Lost in Space

Reviewed by Guy Gugliotta
Sunday, September 16, 2007


Dreamer of Space, Engineer of War

By Michael J. Neufeld

Knopf. 587 pp. $35

Very early during his career in Hitler's Germany, Wernher von Braun understood the essential dilemma that confronted -- and in many ways still confronts -- almost anyone bewitched by the possibilities of rocketry and space: "I had no illusions whatsoever as to the tremendous amount of money necessary to convert the liquid-fuel rocket from [an] exciting toy . . . to a serious machine," he wrote. "To me, the Army's money was the only hope for big progress toward space travel." Von Braun from his youth dreamed of spaceships, but first he had to make a weapon, and he willingly built one, even knowing that he was using slave labor to do it.

This Faustian bargain lies at the heart of space historian Michael J. Neufeld's carefully researched biography of von Braun, the Third Reich wunderkind who built the V-2, the world's first ballistic missile, then emigrated to the United States to design weapons and eventually to develop the epic Saturn V rocket that sent six sets of Apollo astronauts to the moon. In between, he managed, through charm, wit and undeniable genius, to become the charismatic spokesman for space travel in America -- a role that earned him admiration from young baby boomers who saw him on Walt Disney's "Tomorrowland" TV show and ridicule from such counterculture icons as singer Tom Lehrer:

Don't say that he's hypocritical

Say rather that he's apolitical.

"Once the rockets are up, who cares where they come down?

That's not my department," says Wernher von Braun.

Today, 35 years after his death from cancer at a relatively young 65, von Braun remains as difficult to pigeonhole as ever -- at once the most influential rocket engineer of the 20th century and an ambitious charmer whose detractors dismiss him as an opportunist and war criminal. Neufeld, chair of space history at the Smithsonian's National Air and Space Museum, navigates this minefield in an unusually measured fashion. Rather than picking a side and marshaling arguments, his journalistic approach lays out the evidence on both sides and invites readers to make their own judgments. Neufeld clearly is less than enamored of von Braun, yet gives due respect to his accomplishments. The reader who seeks closure will come away disappointed, but Neufeld intended it that way.

Von Braun loved engineering and space from childhood. Also, he came from Germany's landowning aristocracy and had little difficulty offering unquestioning loyalty to an authoritarian government, even the Third Reich. Neufeld concedes that the precocious von Braun -- he was effectively in charge of rocket development at the age of 25 -- probably thought little at first about the pitfalls of serving Hitler, but if he had, it would not have bothered him. At certain points, von Braun could have dragged his feet, "but that would have required strong, unspoken moral and political convictions and a willingness to damage his career," Neufeld says. "Those were manifestly lacking."
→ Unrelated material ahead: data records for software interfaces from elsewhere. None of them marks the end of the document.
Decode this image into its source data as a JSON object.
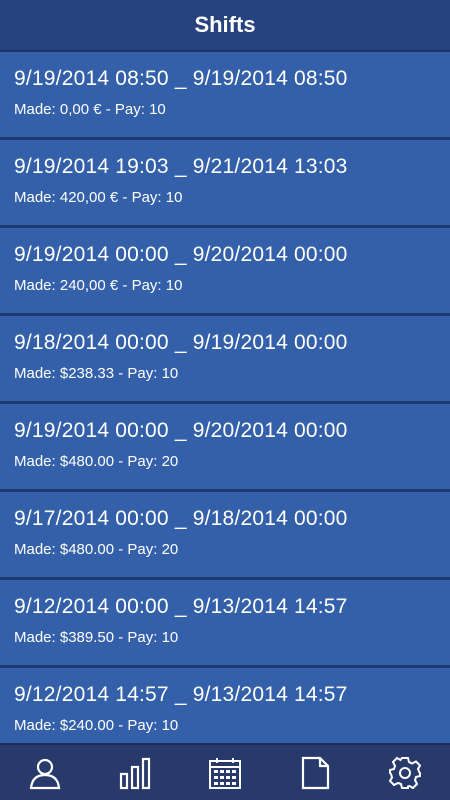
{
  "header": {
    "title": "Shifts"
  },
  "shifts": [
    {
      "range": "9/19/2014 08:50 _ 9/19/2014 08:50",
      "meta": "Made: 0,00 € - Pay: 10"
    },
    {
      "range": "9/19/2014 19:03 _ 9/21/2014 13:03",
      "meta": "Made: 420,00 € - Pay: 10"
    },
    {
      "range": "9/19/2014 00:00 _ 9/20/2014 00:00",
      "meta": "Made: 240,00 € - Pay: 10"
    },
    {
      "range": "9/18/2014 00:00 _ 9/19/2014 00:00",
      "meta": "Made: $238.33 - Pay: 10"
    },
    {
      "range": "9/19/2014 00:00 _ 9/20/2014 00:00",
      "meta": "Made: $480.00 - Pay: 20"
    },
    {
      "range": "9/17/2014 00:00 _ 9/18/2014 00:00",
      "meta": "Made: $480.00 - Pay: 20"
    },
    {
      "range": "9/12/2014 00:00 _ 9/13/2014 14:57",
      "meta": "Made: $389.50 - Pay: 10"
    },
    {
      "range": "9/12/2014 14:57 _ 9/13/2014 14:57",
      "meta": "Made: $240.00 - Pay: 10"
    }
  ],
  "tabbar": {
    "items": [
      {
        "icon": "profile-icon"
      },
      {
        "icon": "bar-chart-icon"
      },
      {
        "icon": "calendar-icon"
      },
      {
        "icon": "document-icon"
      },
      {
        "icon": "settings-gear-icon"
      }
    ]
  },
  "colors": {
    "header": "#26437f",
    "item": "#3360a9",
    "separator": "#1f3a70",
    "tabbar": "#283a6b"
  }
}
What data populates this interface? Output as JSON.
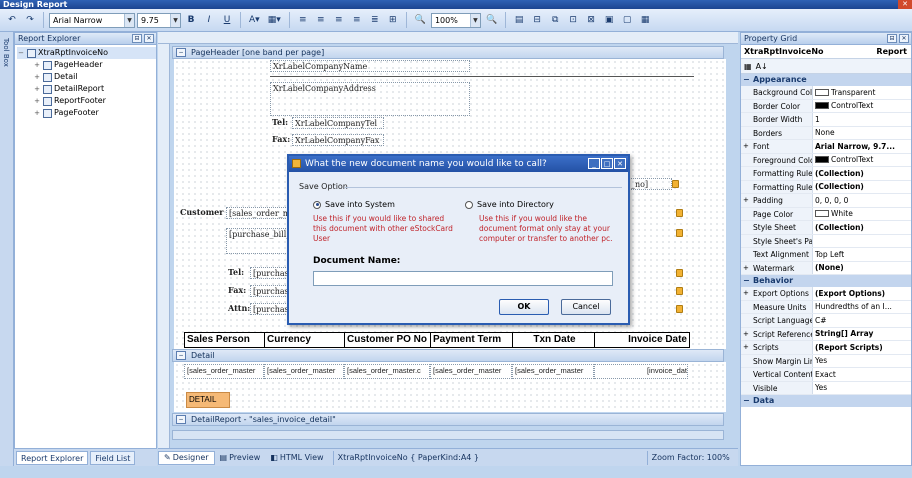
{
  "window": {
    "title": "Design Report"
  },
  "toolbar": {
    "font_name": "Arial Narrow",
    "font_size": "9.75",
    "zoom": "100%",
    "bold": "B",
    "italic": "I",
    "underline": "U"
  },
  "explorer": {
    "title": "Report Explorer",
    "toolbox_label": "Tool Box",
    "root": "XtraRptInvoiceNo",
    "items": [
      "PageHeader",
      "Detail",
      "DetailReport",
      "ReportFooter",
      "PageFooter"
    ],
    "tabs": [
      "Report Explorer",
      "Field List"
    ]
  },
  "designer": {
    "page_header_band": "PageHeader [one band per page]",
    "detail_band": "Detail",
    "detail_report_band": "DetailReport - \"sales_invoice_detail\"",
    "labels": {
      "company_name": "XrLabelCompanyName",
      "company_address": "XrLabelCompanyAddress",
      "tel_caption": "Tel:",
      "tel_value": "XrLabelCompanyTel",
      "fax_caption": "Fax:",
      "fax_value": "XrLabelCompanyFax",
      "customer_caption": "Customer:",
      "customer_value": "[sales_order_mas",
      "bill_value": "[purchase_bill_ma",
      "tel2_caption": "Tel:",
      "tel2_value": "[purchase_",
      "fax2_caption": "Fax:",
      "fax2_value": "[purchase_",
      "attn_caption": "Attn:",
      "attn_value": "[purchase_",
      "right_field": "_no]",
      "detail_label": "DETAIL"
    },
    "header_columns": [
      "Sales Person",
      "Currency",
      "Customer PO No",
      "Payment Term",
      "Txn Date",
      "Invoice Date"
    ],
    "detail_cells": [
      "[sales_order_master",
      "[sales_order_master",
      "[sales_order_master.c",
      "[sales_order_master",
      "[sales_order_master",
      "[invoice_dat"
    ],
    "tabs": [
      "Designer",
      "Preview",
      "HTML View"
    ],
    "doc_info": "XtraRptInvoiceNo { PaperKind:A4 }",
    "zoom_factor": "Zoom Factor: 100%"
  },
  "dialog": {
    "title": "What the new document name you would like to call?",
    "group_label": "Save Option",
    "option_system": "Save into System",
    "option_directory": "Save into Directory",
    "note_system": "Use this if you would like to shared this document with other eStockCard User",
    "note_directory": "Use this if you would like the document format only stay at your computer or transfer to another pc.",
    "doc_name_label": "Document Name:",
    "doc_name_value": "",
    "ok_label": "OK",
    "cancel_label": "Cancel"
  },
  "propgrid": {
    "title": "Property Grid",
    "object_name": "XtraRptInvoiceNo",
    "object_type": "Report",
    "categories": [
      {
        "name": "Appearance",
        "rows": [
          {
            "name": "Background Color",
            "value": "Transparent",
            "swatch": "#ffffff"
          },
          {
            "name": "Border Color",
            "value": "ControlText",
            "swatch": "#000000"
          },
          {
            "name": "Border Width",
            "value": "1"
          },
          {
            "name": "Borders",
            "value": "None"
          },
          {
            "name": "Font",
            "value": "Arial Narrow, 9.7...",
            "bold": true,
            "expandable": true
          },
          {
            "name": "Foreground Color",
            "value": "ControlText",
            "swatch": "#000000"
          },
          {
            "name": "Formatting Rule S",
            "value": "(Collection)",
            "bold": true
          },
          {
            "name": "Formatting Rules",
            "value": "(Collection)",
            "bold": true
          },
          {
            "name": "Padding",
            "value": "0, 0, 0, 0",
            "expandable": true
          },
          {
            "name": "Page Color",
            "value": "White",
            "swatch": "#ffffff"
          },
          {
            "name": "Style Sheet",
            "value": "(Collection)",
            "bold": true
          },
          {
            "name": "Style Sheet's Pat",
            "value": ""
          },
          {
            "name": "Text Alignment",
            "value": "Top Left"
          },
          {
            "name": "Watermark",
            "value": "(None)",
            "bold": true,
            "expandable": true
          }
        ]
      },
      {
        "name": "Behavior",
        "rows": [
          {
            "name": "Export Options",
            "value": "(Export Options)",
            "bold": true,
            "expandable": true
          },
          {
            "name": "Measure Units",
            "value": "Hundredths of an I..."
          },
          {
            "name": "Script Language",
            "value": "C#"
          },
          {
            "name": "Script References",
            "value": "String[] Array",
            "bold": true,
            "expandable": true
          },
          {
            "name": "Scripts",
            "value": "(Report Scripts)",
            "bold": true,
            "expandable": true
          },
          {
            "name": "Show Margin Lines",
            "value": "Yes"
          },
          {
            "name": "Vertical Content",
            "value": "Exact"
          },
          {
            "name": "Visible",
            "value": "Yes"
          }
        ]
      },
      {
        "name": "Data",
        "rows": []
      }
    ]
  }
}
Neufeld writes with economy and dispatch, and the narrative moves quickly, particularly in the early going. Although von Braun's surviving German colleagues refused to grant interviews, Neufeld's mastery of available German material and memoirs, coupled with the records of post-World War II debriefings and the harrowing recollections of former French prisoners-of-war at the Nordhausen V-2 plant, give von Braun's German period a vivid immediacy.

The book, however, frequently glosses over the engineering challenges faced by early rocketeers and the techniques and hardware developed by von Braun and others to resolve them. Aficionados will immediately notice this shortcoming, and even the uninitiated will occasionally wonder how seemingly intractable problems are suddenly overcome 10 pages later. Also missing are details about von Braun's personal life. The family has never granted interviews, and readers will be curious about his 1947 marriage, almost sight unseen, to his 18-year-old first cousin and his born-again conversion to evangelical Protestantism around the same time.

The American half of von Braun's life will be more familiar to U.S. readers. Neufeld focuses considerable attention on von Braun's career as the U.S. space program's designated visionary, contrasting his public triumphs with continued but sporadic embarrassments about his Nazi past.

Yet despite his career as a space pitchman, von Braun was no charlatan, and Neufeld shows clearly that his achievements as a rocketman are unsurpassed. He was able to put the first U.S. satellite, Explorer I, in orbit in the panicked aftermath of the Soviet Union's 1957 Sputnik launch, and he delivered the Saturn V in time to fulfill President John F. Kennedy's 1961 promise of putting a man on the Moon "before this decade is out." Von Braun may have been a flawed hero, as Neufeld elegantly shows, but he delivered the goods. *

Guy Gugliotta, a former Washington Post reporter, is a freelance writer living outside New York.

© 2007 The Washington Post Company